2 . Expansion of the scope of raw materials for ethanol production: The Policy expands the type of bio-raw materials for ethanol production by including Sugarcane Juice, Sugar containing materials like Sugar Beet, Sweet Sorghum, Starch containing materials like Corn, Cassava, Damaged food grains like wheat, broken rice, Rotten Potatoes etc. which are unusable for human consumption.

3 . Surplus food grains can be used for ethanol production: During excess production, crop prices fall. Here, the Policy allows use of surplus food grains for production of ethanol with the approval of National Biofuel Coordination Committee.

4 . Viability Gap Funding: For the generation of Advanced Biofuels, the Policy proposes a viability gap funding scheme for 2G ethanol Bio refineries with Rs.5000 crore in 6 years. In addition to this, additional tax incentives, higher purchase price as compared to 1G biofuels will be given for 2G ethanol generation.

5 . Supply chain for biodiesel production: The Policy encourages setting up of supply chain mechanisms for biodiesel production from non-edible oilseeds, used cooking oil, short gestation crops etc.

6 . For the success of the policy, roles and responsibilities of all the concerned Ministries/ Departments regarding biofuels has been ensured.

The Policy was brought by the Ministry of New and Renewable Energy (MNRE). MNRE previously unveiled a National Biofuel Policy in 2009.

Expected Benefits of National Policy on Biofuels

1 . Reduce Import Dependency:One crore lit of E10 saves Rs.28 crore of forex at current rates.

2 . Cleaner Environment: There will be lesser emissions of CO2 . By reducing crop burning & conversion of agricultural residues/wastes to biofuels there will be further reduction in Green House Gas emissions.

3 . Health benefits: Used Cooking Oil is a potential feedstock for biodiesel and its use for making biodiesel will prevent diversion of used cooking oil in the food industry.

 4 . Municipal Solid Waste Management: It is estimated that, annually 62 MMT of Municipal Solid Waste gets generated in India. There are technologies available which can convert Municipal Solid waste/plastic, to drop in fuels.

5 . Infrastructural Investment in Rural Areas: At present Oil Marketing Companies are in the process of setting up twelve 2nd Generation bio refineries with an investment of around Rs.10,000 crore. Further addition of 2G bio refineries across the Country will spur infrastructural investment in the rural areas.

6 . Employment Generation: One 100klpd 2G bio refinery can contribute 1200 jobs in Plant Operations, Village Level Entrepreneurs and Supply Chain Management.

7 . Additional Income to Farmers: By adopting 2nd Generation technologies, agricultural residues/waste which otherwise are burnt by the farmers can be converted to ethanol and can fetch a price for these waste.

Factors to be encountered

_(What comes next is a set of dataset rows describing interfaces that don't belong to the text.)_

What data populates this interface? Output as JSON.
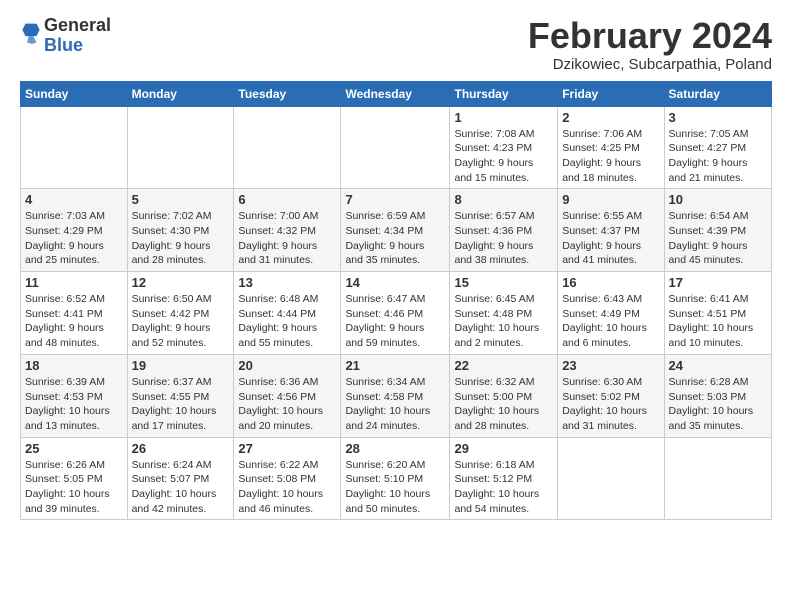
{
  "logo": {
    "general": "General",
    "blue": "Blue"
  },
  "header": {
    "month": "February 2024",
    "location": "Dzikowiec, Subcarpathia, Poland"
  },
  "days_of_week": [
    "Sunday",
    "Monday",
    "Tuesday",
    "Wednesday",
    "Thursday",
    "Friday",
    "Saturday"
  ],
  "weeks": [
    [
      {
        "day": "",
        "info": ""
      },
      {
        "day": "",
        "info": ""
      },
      {
        "day": "",
        "info": ""
      },
      {
        "day": "",
        "info": ""
      },
      {
        "day": "1",
        "info": "Sunrise: 7:08 AM\nSunset: 4:23 PM\nDaylight: 9 hours\nand 15 minutes."
      },
      {
        "day": "2",
        "info": "Sunrise: 7:06 AM\nSunset: 4:25 PM\nDaylight: 9 hours\nand 18 minutes."
      },
      {
        "day": "3",
        "info": "Sunrise: 7:05 AM\nSunset: 4:27 PM\nDaylight: 9 hours\nand 21 minutes."
      }
    ],
    [
      {
        "day": "4",
        "info": "Sunrise: 7:03 AM\nSunset: 4:29 PM\nDaylight: 9 hours\nand 25 minutes."
      },
      {
        "day": "5",
        "info": "Sunrise: 7:02 AM\nSunset: 4:30 PM\nDaylight: 9 hours\nand 28 minutes."
      },
      {
        "day": "6",
        "info": "Sunrise: 7:00 AM\nSunset: 4:32 PM\nDaylight: 9 hours\nand 31 minutes."
      },
      {
        "day": "7",
        "info": "Sunrise: 6:59 AM\nSunset: 4:34 PM\nDaylight: 9 hours\nand 35 minutes."
      },
      {
        "day": "8",
        "info": "Sunrise: 6:57 AM\nSunset: 4:36 PM\nDaylight: 9 hours\nand 38 minutes."
      },
      {
        "day": "9",
        "info": "Sunrise: 6:55 AM\nSunset: 4:37 PM\nDaylight: 9 hours\nand 41 minutes."
      },
      {
        "day": "10",
        "info": "Sunrise: 6:54 AM\nSunset: 4:39 PM\nDaylight: 9 hours\nand 45 minutes."
      }
    ],
    [
      {
        "day": "11",
        "info": "Sunrise: 6:52 AM\nSunset: 4:41 PM\nDaylight: 9 hours\nand 48 minutes."
      },
      {
        "day": "12",
        "info": "Sunrise: 6:50 AM\nSunset: 4:42 PM\nDaylight: 9 hours\nand 52 minutes."
      },
      {
        "day": "13",
        "info": "Sunrise: 6:48 AM\nSunset: 4:44 PM\nDaylight: 9 hours\nand 55 minutes."
      },
      {
        "day": "14",
        "info": "Sunrise: 6:47 AM\nSunset: 4:46 PM\nDaylight: 9 hours\nand 59 minutes."
      },
      {
        "day": "15",
        "info": "Sunrise: 6:45 AM\nSunset: 4:48 PM\nDaylight: 10 hours\nand 2 minutes."
      },
      {
        "day": "16",
        "info": "Sunrise: 6:43 AM\nSunset: 4:49 PM\nDaylight: 10 hours\nand 6 minutes."
      },
      {
        "day": "17",
        "info": "Sunrise: 6:41 AM\nSunset: 4:51 PM\nDaylight: 10 hours\nand 10 minutes."
      }
    ],
    [
      {
        "day": "18",
        "info": "Sunrise: 6:39 AM\nSunset: 4:53 PM\nDaylight: 10 hours\nand 13 minutes."
      },
      {
        "day": "19",
        "info": "Sunrise: 6:37 AM\nSunset: 4:55 PM\nDaylight: 10 hours\nand 17 minutes."
      },
      {
        "day": "20",
        "info": "Sunrise: 6:36 AM\nSunset: 4:56 PM\nDaylight: 10 hours\nand 20 minutes."
      },
      {
        "day": "21",
        "info": "Sunrise: 6:34 AM\nSunset: 4:58 PM\nDaylight: 10 hours\nand 24 minutes."
      },
      {
        "day": "22",
        "info": "Sunrise: 6:32 AM\nSunset: 5:00 PM\nDaylight: 10 hours\nand 28 minutes."
      },
      {
        "day": "23",
        "info": "Sunrise: 6:30 AM\nSunset: 5:02 PM\nDaylight: 10 hours\nand 31 minutes."
      },
      {
        "day": "24",
        "info": "Sunrise: 6:28 AM\nSunset: 5:03 PM\nDaylight: 10 hours\nand 35 minutes."
      }
    ],
    [
      {
        "day": "25",
        "info": "Sunrise: 6:26 AM\nSunset: 5:05 PM\nDaylight: 10 hours\nand 39 minutes."
      },
      {
        "day": "26",
        "info": "Sunrise: 6:24 AM\nSunset: 5:07 PM\nDaylight: 10 hours\nand 42 minutes."
      },
      {
        "day": "27",
        "info": "Sunrise: 6:22 AM\nSunset: 5:08 PM\nDaylight: 10 hours\nand 46 minutes."
      },
      {
        "day": "28",
        "info": "Sunrise: 6:20 AM\nSunset: 5:10 PM\nDaylight: 10 hours\nand 50 minutes."
      },
      {
        "day": "29",
        "info": "Sunrise: 6:18 AM\nSunset: 5:12 PM\nDaylight: 10 hours\nand 54 minutes."
      },
      {
        "day": "",
        "info": ""
      },
      {
        "day": "",
        "info": ""
      }
    ]
  ]
}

1 . The production of biofuels from agricultural waste, it is hoped, will also help curb atmospheric pollution by giving farmers an incentive not to burn it, as is happening in large parts of northern India. But policy should not get ahead of technological and financial feasibility and options should be realistically laid out for farmers.

2 . There is also a need for caution in using surplus foodgrain to produce ethanol. Food for fuel has often been a controversial policy matter across the globe as many believe using grains for ethanol raises food inflation risk.

3 . The government should also take steps to remove policy barriers that have discouraged private investment in building supply chains.

4 . Biofuels programme in India has been largely impacted due to the sustained and quantum non-availability of domestic feedstock for biofuel production which needs to be addressed.

Conclusion

When sustainability focused countries like Sweden and a developing country like Brazil have used ethanol in a big way to achieve their environmental and economic objectives, India must make efforts to scale up technology alternatives.

Also biofuels in India are of strategic importance as it matches well with the ongoing initiatives of the Government such as Make in India, Swachh Bharat Abhiyan, Skill Development and offers great opportunity to integrate with the ambitious targets of doubling of Farmers Income, Import Reduction, Employment Generation, Waste to Wealth Creation.

Biofuels are promoted as replacements for transport fuels, but biofuel policy is also geared towards socio-economic goals such as agricultural subsidy and strategic goals such as security of energy supply.